Strategic Edge
Ever-increasing computing resources give you a competitive edge over competitors, as the time you require for IT procurement is virtually nil. Your company can deploy mission critical applications that deliver significant business benefits, without any upfront costs and minimal provisioning time. Cloud computing allows you to forget about technology and focus on your key business activities and objectives. It can also help you to reduce the time needed to market newer applications and services.


Disadvantages of Cloud Computing



Downtime
As cloud service providers take care of a number of clients each day, they can become overwhelmed and may even come up against technical outages. This can lead to your business processes being temporarily suspended. Additionally, if your internet connection is offline, you will not be able to access any of your applications, server or data from the cloud.

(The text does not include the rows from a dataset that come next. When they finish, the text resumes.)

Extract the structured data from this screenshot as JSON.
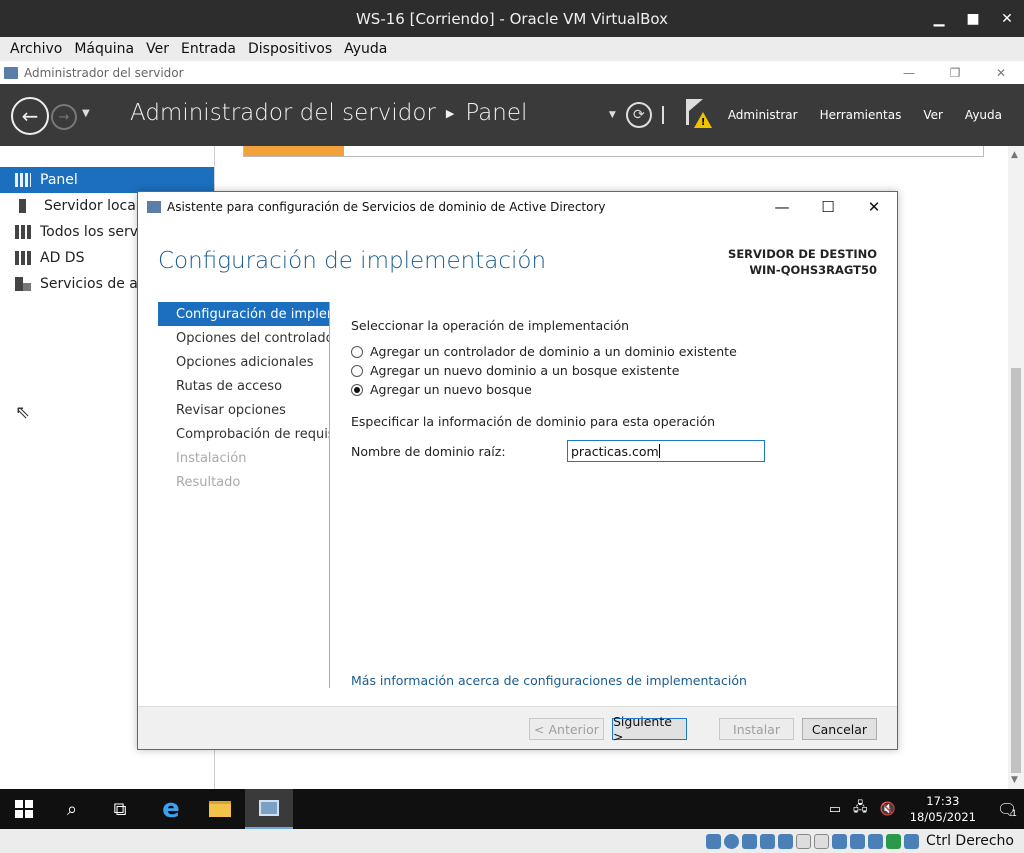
{
  "vbox": {
    "title": "WS-16 [Corriendo] - Oracle VM VirtualBox",
    "menu": [
      "Archivo",
      "Máquina",
      "Ver",
      "Entrada",
      "Dispositivos",
      "Ayuda"
    ],
    "host_key": "Ctrl Derecho"
  },
  "server_manager": {
    "window_title": "Administrador del servidor",
    "breadcrumb": {
      "root": "Administrador del servidor",
      "current": "Panel"
    },
    "header_menu": [
      "Administrar",
      "Herramientas",
      "Ver",
      "Ayuda"
    ],
    "sidebar": [
      {
        "label": "Panel",
        "icon": "dashboard-icon",
        "active": true
      },
      {
        "label": "Servidor local",
        "icon": "server-icon",
        "active": false
      },
      {
        "label": "Todos los servid",
        "icon": "servers-icon",
        "active": false
      },
      {
        "label": "AD DS",
        "icon": "ad-ds-icon",
        "active": false
      },
      {
        "label": "Servicios de arc",
        "icon": "file-services-icon",
        "active": false
      }
    ]
  },
  "wizard": {
    "title": "Asistente para configuración de Servicios de dominio de Active Directory",
    "heading": "Configuración de implementación",
    "dest_label": "SERVIDOR DE DESTINO",
    "dest_server": "WIN-QOHS3RAGT50",
    "steps": [
      {
        "label": "Configuración de implem...",
        "state": "active"
      },
      {
        "label": "Opciones del controlador...",
        "state": "normal"
      },
      {
        "label": "Opciones adicionales",
        "state": "normal"
      },
      {
        "label": "Rutas de acceso",
        "state": "normal"
      },
      {
        "label": "Revisar opciones",
        "state": "normal"
      },
      {
        "label": "Comprobación de requisi...",
        "state": "normal"
      },
      {
        "label": "Instalación",
        "state": "disabled"
      },
      {
        "label": "Resultado",
        "state": "disabled"
      }
    ],
    "operation_label": "Seleccionar la operación de implementación",
    "options": [
      {
        "label": "Agregar un controlador de dominio a un dominio existente",
        "selected": false
      },
      {
        "label": "Agregar un nuevo dominio a un bosque existente",
        "selected": false
      },
      {
        "label": "Agregar un nuevo bosque",
        "selected": true
      }
    ],
    "domain_info_label": "Especificar la información de dominio para esta operación",
    "root_domain_label": "Nombre de dominio raíz:",
    "root_domain_value": "practicas.com",
    "more_info_link": "Más información acerca de configuraciones de implementación",
    "buttons": {
      "previous": "< Anterior",
      "next": "Siguiente >",
      "install": "Instalar",
      "cancel": "Cancelar"
    }
  },
  "taskbar": {
    "time": "17:33",
    "date": "18/05/2021",
    "notification_count": "1"
  }
}
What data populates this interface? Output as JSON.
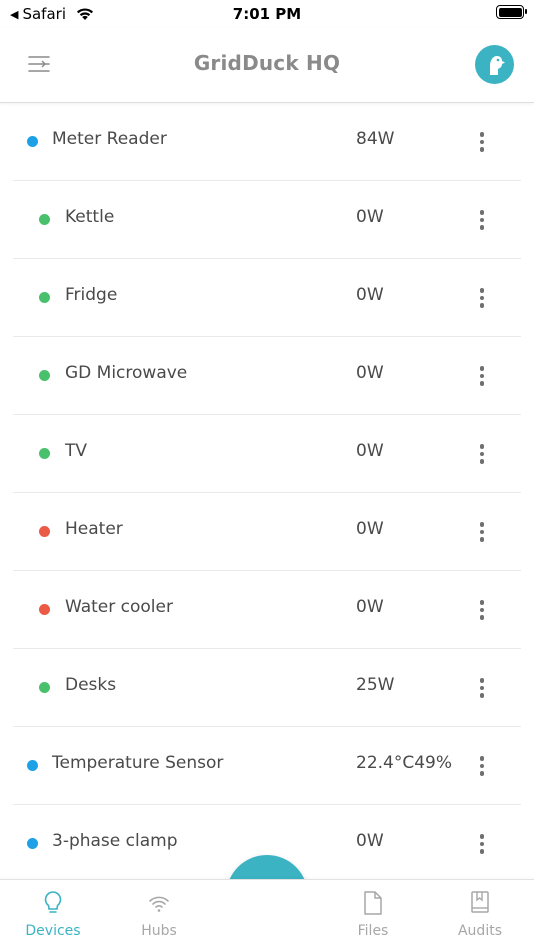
{
  "status_bar": {
    "back_app": "Safari",
    "time": "7:01 PM"
  },
  "header": {
    "title": "GridDuck HQ"
  },
  "colors": {
    "accent": "#3bb3c3",
    "blue_dot": "#1da1e6",
    "green_dot": "#49c06b",
    "red_dot": "#ea5a45"
  },
  "devices": [
    {
      "name": "Meter Reader",
      "value": "84W",
      "status": "blue",
      "level": 0
    },
    {
      "name": "Kettle",
      "value": "0W",
      "status": "green",
      "level": 1
    },
    {
      "name": "Fridge",
      "value": "0W",
      "status": "green",
      "level": 1
    },
    {
      "name": "GD Microwave",
      "value": "0W",
      "status": "green",
      "level": 1
    },
    {
      "name": "TV",
      "value": "0W",
      "status": "green",
      "level": 1
    },
    {
      "name": "Heater",
      "value": "0W",
      "status": "red",
      "level": 1
    },
    {
      "name": "Water cooler",
      "value": "0W",
      "status": "red",
      "level": 1
    },
    {
      "name": "Desks",
      "value": "25W",
      "status": "green",
      "level": 1
    },
    {
      "name": "Temperature Sensor",
      "value": "22.4°C49%",
      "status": "blue",
      "level": 0
    },
    {
      "name": "3-phase clamp",
      "value": "0W",
      "status": "blue",
      "level": 0
    }
  ],
  "tabs": [
    {
      "label": "Devices",
      "icon": "lightbulb-icon",
      "active": true
    },
    {
      "label": "Hubs",
      "icon": "wifi-icon",
      "active": false
    },
    {
      "label": "Files",
      "icon": "file-icon",
      "active": false
    },
    {
      "label": "Audits",
      "icon": "book-icon",
      "active": false
    }
  ],
  "fab": {
    "icon": "plus-icon"
  }
}
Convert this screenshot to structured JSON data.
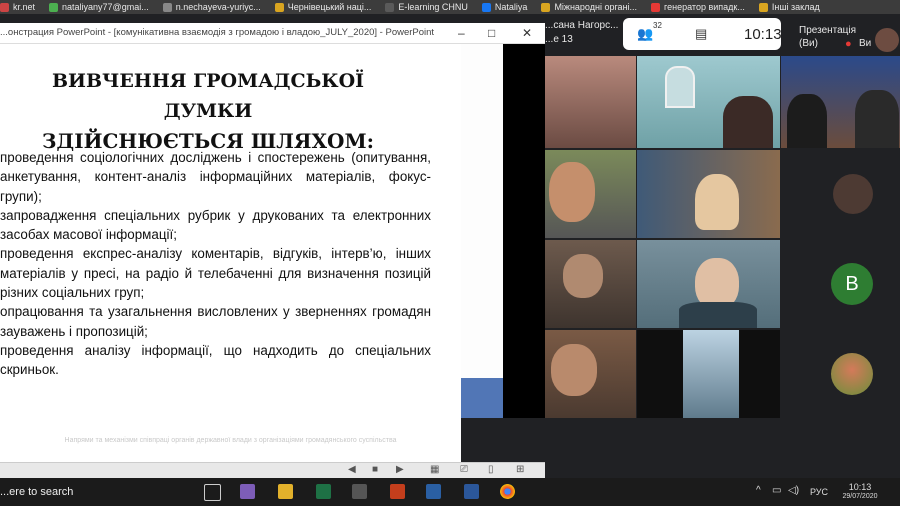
{
  "bookmarks": [
    {
      "label": "kr.net",
      "color": "#cc4444"
    },
    {
      "label": "nataliyany77@gmai...",
      "color": "#4caf50"
    },
    {
      "label": "n.nechayeva-yuriyc...",
      "color": "#888888"
    },
    {
      "label": "Чернівецький наці...",
      "color": "#d9a520"
    },
    {
      "label": "E-learning CHNU",
      "color": "#5a5a5a"
    },
    {
      "label": "Nataliya",
      "color": "#1877f2"
    },
    {
      "label": "Міжнародні органі...",
      "color": "#d9a520"
    },
    {
      "label": "генератор випадк...",
      "color": "#e53935"
    },
    {
      "label": "Інші заклад",
      "color": "#d9a520"
    }
  ],
  "ppt": {
    "title": "...онстрация PowerPoint - [комунікативна взаємодія з громадою і владою_JULY_2020] - PowerPoint",
    "minimize": "–",
    "maximize": "□",
    "close": "✕"
  },
  "slide": {
    "heading_line1": "ВИВЧЕННЯ ГРОМАДСЬКОЇ ДУМКИ",
    "heading_line2": "ЗДІЙСНЮЄТЬСЯ ШЛЯХОМ:",
    "bullets": [
      "проведення соціологічних досліджень і спостережень (опитування, анкетування, контент-аналіз інформаційних матеріалів, фокус-групи);",
      "запровадження спеціальних рубрик у друкованих та електронних засобах масової інформації;",
      "проведення експрес-аналізу коментарів, відгуків, інтерв’ю, інших матеріалів у пресі, на радіо й телебаченні для визначення позицій різних соціальних груп;",
      "опрацювання та узагальнення висловлених у зверненнях громадян зауважень і пропозицій;",
      "проведення аналізу інформації, що надходить до спеціальних скриньок."
    ],
    "footer": "Напрями та механізми співпраці органів державної влади з організаціями громадянського суспільства"
  },
  "ppt_controls": [
    "◀",
    "■",
    "▶",
    "▦",
    "⎚",
    "▯",
    "⊞",
    "⊟"
  ],
  "meet": {
    "presenter_name": "...сана Нагорс...",
    "presenter_sub": "...е 13",
    "participants_count": "32",
    "time": "10:13",
    "presentation_label": "Презентація",
    "presentation_sub": "(Ви)",
    "you_label": "Ви",
    "avatar_letter": "B",
    "avatar_color": "#2e7d32"
  },
  "taskbar": {
    "search": "...ere to search",
    "lang": "РУС",
    "clock_time": "10:13",
    "clock_date": "29/07/2020"
  }
}
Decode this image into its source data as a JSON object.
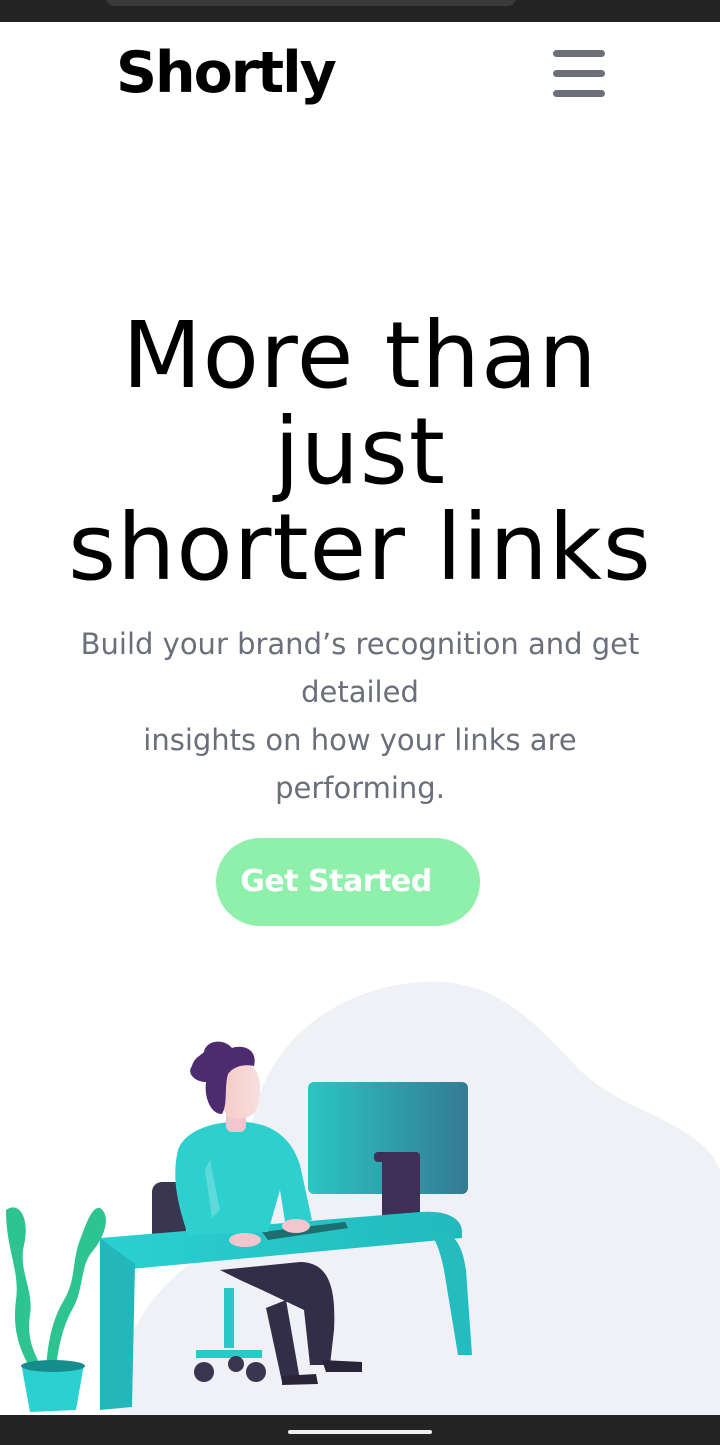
{
  "brand": {
    "name": "Shortly"
  },
  "nav": {
    "menu_icon": "hamburger-menu-icon"
  },
  "hero": {
    "title_lines": [
      "More than",
      "just",
      "shorter links"
    ],
    "subtitle_lines": [
      "Build your brand’s recognition and get",
      "detailed",
      "insights on how your links are",
      "performing."
    ],
    "cta_label": "Get Started"
  },
  "illustration": {
    "name": "person-working-illustration"
  },
  "colors": {
    "cta_background": "#8ef0aa",
    "subtitle_text": "#6b6f7b",
    "menu_icon": "#6d7079",
    "illustration_blob": "#f0f1f6",
    "desk": "#2bd0cf",
    "monitor": "#2e8c9c",
    "hair": "#4b2b6b",
    "plant": "#2dc491"
  }
}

Security
Although cloud service providers implement the best security standards and industry certifications, storing data and important files on external service providers always opens up risks. Using cloud-powered technologies means you need to provide your service provider with access to important business data. Meanwhile, being a public service opens up cloud service providers to security challenges on a routine basis. The ease in procuring and accessing cloud services can also give nefarious users the ability to scan, identify and exploit loopholes and vulnerabilities within a system. For instance, in a multi-tenant cloud architecture where multiple users are hosted on the same server, a hacker might try to break into the data of other users hosted and stored on the same server. However, such exploits and loopholes are not likely to surface, and the likelihood of a compromise is not great.

Vendor Lock-In
Although cloud service providers promise that the cloud will be flexible to use and integrate, switching cloud services is something that hasn’t yet completely evolved. Organizations may find it difficult to migrate their services from one vendor to another. Hosting and integrating current cloud applications on another platform may throw up interoperability and support issues. For instance, applications developed on Microsoft Development Framework (.Net) might not work properly on the Linux platform.

Limited Control
Since the cloud infrastructure is entirely owned, managed and monitored by the service provider, it transfers minimal control over to the customer. The customer can only control and manage the applications, data and services operated on top of that, not the back end infrastructure itself. Key administrative tasks such as server shell access, updating and firmware management may not be passed to the customer or end user.

It is easy to see how the advantages of cloud computing easily outweigh the drawbacks. Decreased costs, reduced downtime, and less management effort are benefits that speak for themselves.